One is not sure what to expect from the music of an espionage thriller but since two of Robbie Grewal’s films (‘MP3 – Mera Pehla Pehla Pyaar’ and ‘Aloo Chaat’) had a few decent songs and the fact that ‘Romeo Akbar Walter’ has some credible names like Sohail Sen and Ankit Tiwari attached to it, one has decent expectations from the music of the film. One does not expect a film of this nature to have minimal scope for music but to one’s surprise there are as many as five original songs.
The album opens with “Bulleya”, which is also the best track out of the five. Rabbi Sheirgill, whose voice is heard very scarcely in both Bollywood and the pop circuit despite giving several memorable numbers in both domains, sings this song with gusto. Interestingly, Rabbi also makes an appearance in this song as a singer. Sohail Sen puts together a vastly engaging tune that you would find yourself humming long after you finish listening to the song. The lyrics by Ashok Punjabi are very impressive too.
Sonu Nigam seems to be the obvious choice to sing patriotic numbers. Though the singer, arguably one of the best in the country, has proved his versatility time and again, he seemed to be brought on board to render only a certain kind of songs these days. While Shabbir Ahmed is a well-known lyricist, this is probably the first time he is composing music for a film. While the composition and the lyrics are nice, Sonu’s singing and the orchestral arrangements are the most prominent factors in “Vande Mataram”.
Composer duo Raaj-Aashoo has been in the industry for a while but have not really managed to make a mark for themselves. “Jee Len De” is definitely a song that they ought to be proud of. This Mohit Chauhan sung number has a good mix of romance and sensuality and has a distinctive calm vibe to it. The song has been arranged very well, with a particular acoustic guitar piece (1:23) making a lasting impression. Hear this song while unwinding after a hard day at work.
The opening lines of “Allah Hoo Allah” make it sound like a contemporary Pakistan pop inspired song but soon, you discover that it is really a qawalli. Though multiple singers have been credited for the song, it is Sameer Khan who leads the show here. His rendition is one of the several factors that make this song highly listenable. While the arrangements are largely traditional, there is a hint of electric guitar and pads played in the background. Shabbir Ahmed, the lyricist, outshines the composer here. The lyrics are truly extraordinary.
The title “Maa” itself explains what one should expect from the song. Ankit Tiwari puts together a simple yet immersive tune which manages to tug at your heartstrings. Prince Dubey’s words, too, are simple and heartfelt. This song is a testimony to the fact that when guided by the right director, Ankit Tiwari can push his boundaries and come up with a fresh tune and not recreate something that sounds like a rehashed version of his earlier hits.

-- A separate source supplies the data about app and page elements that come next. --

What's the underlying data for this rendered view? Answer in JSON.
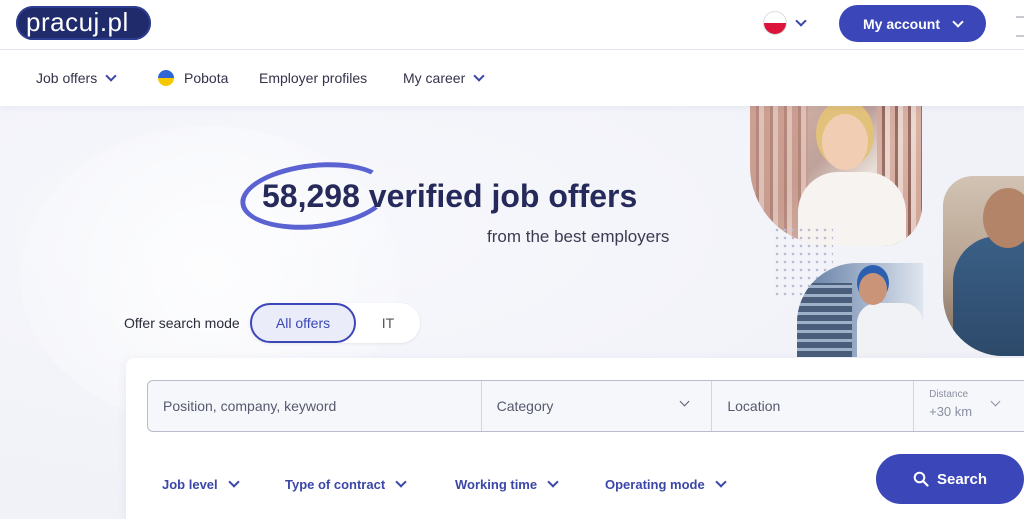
{
  "header": {
    "logo_text": "pracuj.pl",
    "account_label": "My account",
    "brand_color": "#3b47b8"
  },
  "nav": {
    "items": [
      {
        "label": "Job offers",
        "has_dropdown": true
      },
      {
        "label": "Pobota",
        "icon": "ukraine-flag-icon"
      },
      {
        "label": "Employer profiles"
      },
      {
        "label": "My career",
        "has_dropdown": true
      }
    ]
  },
  "hero": {
    "count": "58,298",
    "headline_rest": "verified job offers",
    "subheadline": "from the best employers"
  },
  "search_mode": {
    "label": "Offer search mode",
    "options": [
      "All offers",
      "IT"
    ],
    "selected": "All offers"
  },
  "search": {
    "position_placeholder": "Position, company, keyword",
    "category_placeholder": "Category",
    "location_placeholder": "Location",
    "distance_label": "Distance",
    "distance_value": "+30 km",
    "filters": [
      "Job level",
      "Type of contract",
      "Working time",
      "Operating mode"
    ],
    "button_label": "Search"
  }
}
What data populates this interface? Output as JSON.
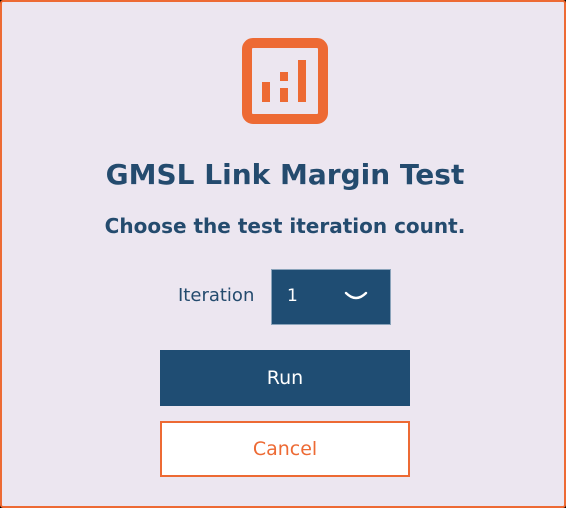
{
  "dialog": {
    "icon": "bar-chart-icon",
    "title": "GMSL Link Margin Test",
    "subtitle": "Choose the test iteration count.",
    "iteration": {
      "label": "Iteration",
      "value": "1",
      "icon": "chevron-down-icon"
    },
    "buttons": {
      "run": "Run",
      "cancel": "Cancel"
    }
  },
  "colors": {
    "accent": "#ed6a34",
    "primary": "#1f4d73",
    "text": "#244b6e",
    "background": "#ece6f0"
  }
}
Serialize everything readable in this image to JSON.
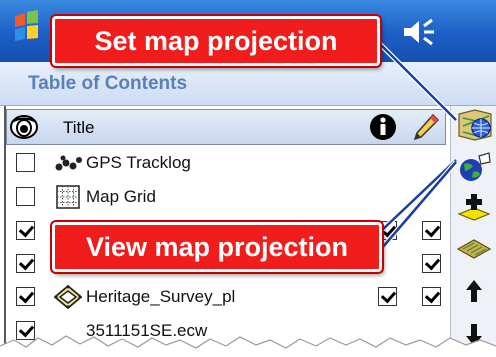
{
  "header": {
    "title": "Table of Contents"
  },
  "columns": {
    "title": "Title"
  },
  "layers": [
    {
      "label": "GPS Tracklog",
      "visible": false,
      "icon": "tracklog-icon"
    },
    {
      "label": "Map Grid",
      "visible": false,
      "icon": "grid-icon"
    },
    {
      "label": "",
      "visible": true,
      "icon": "",
      "col2": true,
      "col3": true
    },
    {
      "label": "",
      "visible": true,
      "icon": "",
      "col2": false,
      "col3": true
    },
    {
      "label": "Heritage_Survey_pl",
      "visible": true,
      "icon": "polygon-layer-icon",
      "col2": true,
      "col3": true
    },
    {
      "label": "3511151SE.ecw",
      "visible": true,
      "icon": "image-layer-icon"
    }
  ],
  "callouts": {
    "set_projection": "Set map projection",
    "view_projection": "View map projection"
  },
  "toolbar": {
    "buttons": [
      "set-projection-icon",
      "view-projection-icon",
      "add-layer-icon",
      "layer-properties-icon",
      "move-up-icon",
      "move-down-icon"
    ]
  },
  "colors": {
    "callout_red": "#f11c1c",
    "titlebar_blue": "#1c5fc6",
    "toc_title": "#5b80b8",
    "leader_line": "#1a3fa0"
  }
}
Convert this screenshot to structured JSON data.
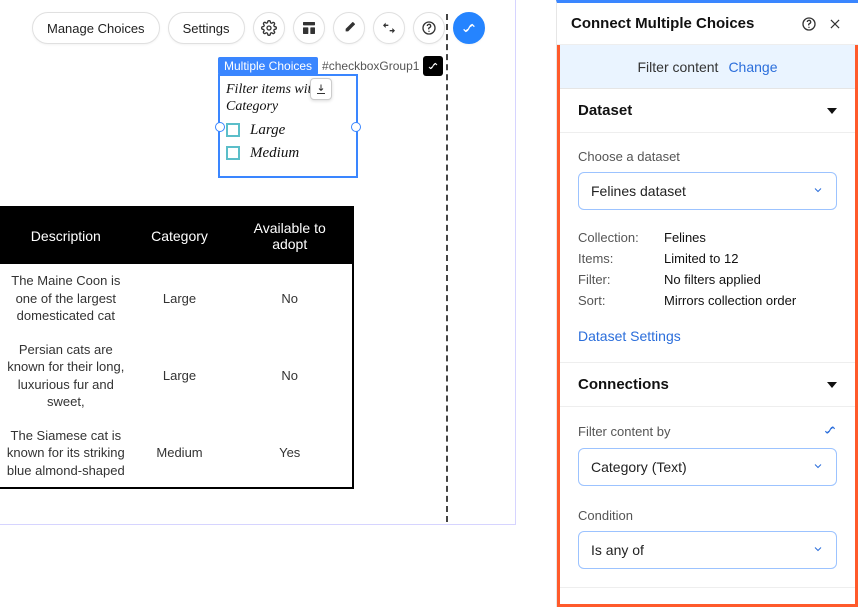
{
  "toolbar": {
    "manage_choices": "Manage Choices",
    "settings": "Settings"
  },
  "canvas": {
    "selected_tag": "Multiple Choices",
    "selected_id": "#checkboxGroup1",
    "filter_title": "Filter items with Category",
    "options": [
      "Large",
      "Medium"
    ]
  },
  "table": {
    "headers": [
      "Description",
      "Category",
      "Available to adopt"
    ],
    "rows": [
      {
        "desc": "The Maine Coon is one of the largest domesticated cat",
        "cat": "Large",
        "avail": "No"
      },
      {
        "desc": "Persian cats are known for their long, luxurious fur and sweet,",
        "cat": "Large",
        "avail": "No"
      },
      {
        "desc": "The Siamese cat is known for its striking blue almond-shaped",
        "cat": "Medium",
        "avail": "Yes"
      }
    ]
  },
  "panel": {
    "title": "Connect Multiple Choices",
    "filter_banner_label": "Filter content",
    "filter_banner_action": "Change",
    "dataset_heading": "Dataset",
    "choose_dataset_label": "Choose a dataset",
    "dataset_value": "Felines dataset",
    "collection_k": "Collection:",
    "collection_v": "Felines",
    "items_k": "Items:",
    "items_v": "Limited to 12",
    "filter_k": "Filter:",
    "filter_v": "No filters applied",
    "sort_k": "Sort:",
    "sort_v": "Mirrors collection order",
    "dataset_settings": "Dataset Settings",
    "connections_heading": "Connections",
    "filter_by_label": "Filter content by",
    "filter_by_value": "Category (Text)",
    "condition_label": "Condition",
    "condition_value": "Is any of"
  }
}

The music of ‘Romeo Akbar Walter’ delivers more than one had expected from it. Each and every track leaves a good impression with a few like “Bulleya” shining more prominently. This is a good album which should have been promoted more aggressively.